Cregan glared. How dare Arton taunt him? His rival would soon learn who would be the next council member. With care he reached for more thorns. Even with the gloves made from dragon hide picking thorns presented a danger. One slip with a thorn stabbing his face or next and he would suffer or even die. He lifted an empty sack and stomped toward the other man.
“Fill this.” He thrust the sack at Arton. The foreign adoptee should become used to taking orders. There was ho way he could win. Mecador, chief wizard, was Cregan’s mentor and father.
Arton opened his shirt and spilled as many of the thorns he could into the bag. Just as many fell on the ground. “Gathering thorns was your task. Be quick to pick up the fallen ones before they lose their potency.” He shook out his shirt and strode away.
“How dare you disobey me?” Cregan’s hands formed fists. “You don’t understand. You will be my toady. I will win the challenge. I’m already ahead. Mecader knows I’m the better wizard.” He grabbed Arton’s shoulders and whirled him around.

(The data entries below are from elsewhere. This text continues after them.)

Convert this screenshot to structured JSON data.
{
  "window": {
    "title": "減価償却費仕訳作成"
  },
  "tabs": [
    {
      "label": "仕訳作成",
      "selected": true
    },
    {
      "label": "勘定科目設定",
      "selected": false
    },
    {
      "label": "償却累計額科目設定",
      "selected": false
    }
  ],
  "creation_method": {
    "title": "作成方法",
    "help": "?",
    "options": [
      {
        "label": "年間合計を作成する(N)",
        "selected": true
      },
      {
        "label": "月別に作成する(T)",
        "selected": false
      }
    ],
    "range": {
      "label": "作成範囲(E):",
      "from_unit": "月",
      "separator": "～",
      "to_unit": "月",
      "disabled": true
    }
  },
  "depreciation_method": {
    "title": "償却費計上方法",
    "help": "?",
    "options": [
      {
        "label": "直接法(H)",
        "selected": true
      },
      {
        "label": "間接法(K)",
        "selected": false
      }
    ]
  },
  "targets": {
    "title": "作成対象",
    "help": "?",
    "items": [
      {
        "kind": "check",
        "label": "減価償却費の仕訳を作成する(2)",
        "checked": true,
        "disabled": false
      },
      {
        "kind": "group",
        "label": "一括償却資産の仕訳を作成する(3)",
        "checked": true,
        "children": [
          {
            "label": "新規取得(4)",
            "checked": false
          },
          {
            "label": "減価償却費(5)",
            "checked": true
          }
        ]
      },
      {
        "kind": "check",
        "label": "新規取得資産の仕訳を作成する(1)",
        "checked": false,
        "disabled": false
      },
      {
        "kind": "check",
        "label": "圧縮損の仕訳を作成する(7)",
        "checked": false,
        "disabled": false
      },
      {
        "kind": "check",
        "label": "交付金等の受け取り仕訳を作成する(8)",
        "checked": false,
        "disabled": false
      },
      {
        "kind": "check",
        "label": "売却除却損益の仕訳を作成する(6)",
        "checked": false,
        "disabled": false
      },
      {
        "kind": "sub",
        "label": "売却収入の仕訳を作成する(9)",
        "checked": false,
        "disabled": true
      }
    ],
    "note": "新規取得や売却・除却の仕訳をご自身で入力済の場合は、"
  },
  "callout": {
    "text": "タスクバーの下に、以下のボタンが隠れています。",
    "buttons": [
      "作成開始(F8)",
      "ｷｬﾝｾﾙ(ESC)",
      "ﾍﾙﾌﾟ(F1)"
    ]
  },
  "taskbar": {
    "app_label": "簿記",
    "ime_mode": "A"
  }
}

Arton pulled away. “Stop. We are forbidden physical fights against anyone who is a wizard.”
Fury bubbled like a steaming cauldron. Cregan abandoned the sack he held and ran after Arton.
Arton stumbled and floundered to regain his balance. Cregan hit his rival’s shoulders and Arton fell into the fyrethorn tangle. His screams filled the air. He pulled free and ran toward the citadel.
Cregan abandoned the sacks and raced after the other man. What could he do? If Arton died the council would act to banish Cregan. In the past he’d heard of one challenger being sent from the citadel for a year. The man had never returned. If he had he would have been named a second level wizard.
As Cregan ran after his rival he planned his story. He had to cast the blame on Arton. If Mecador believed Arton had stumbled and fell into the bushes there would be no punishment. If the worst happened Cregan vowed to survive and fight for his rightful place even if he needed to wand duel every council member. He was Mecador’s son. He deserved a council seat.
* * *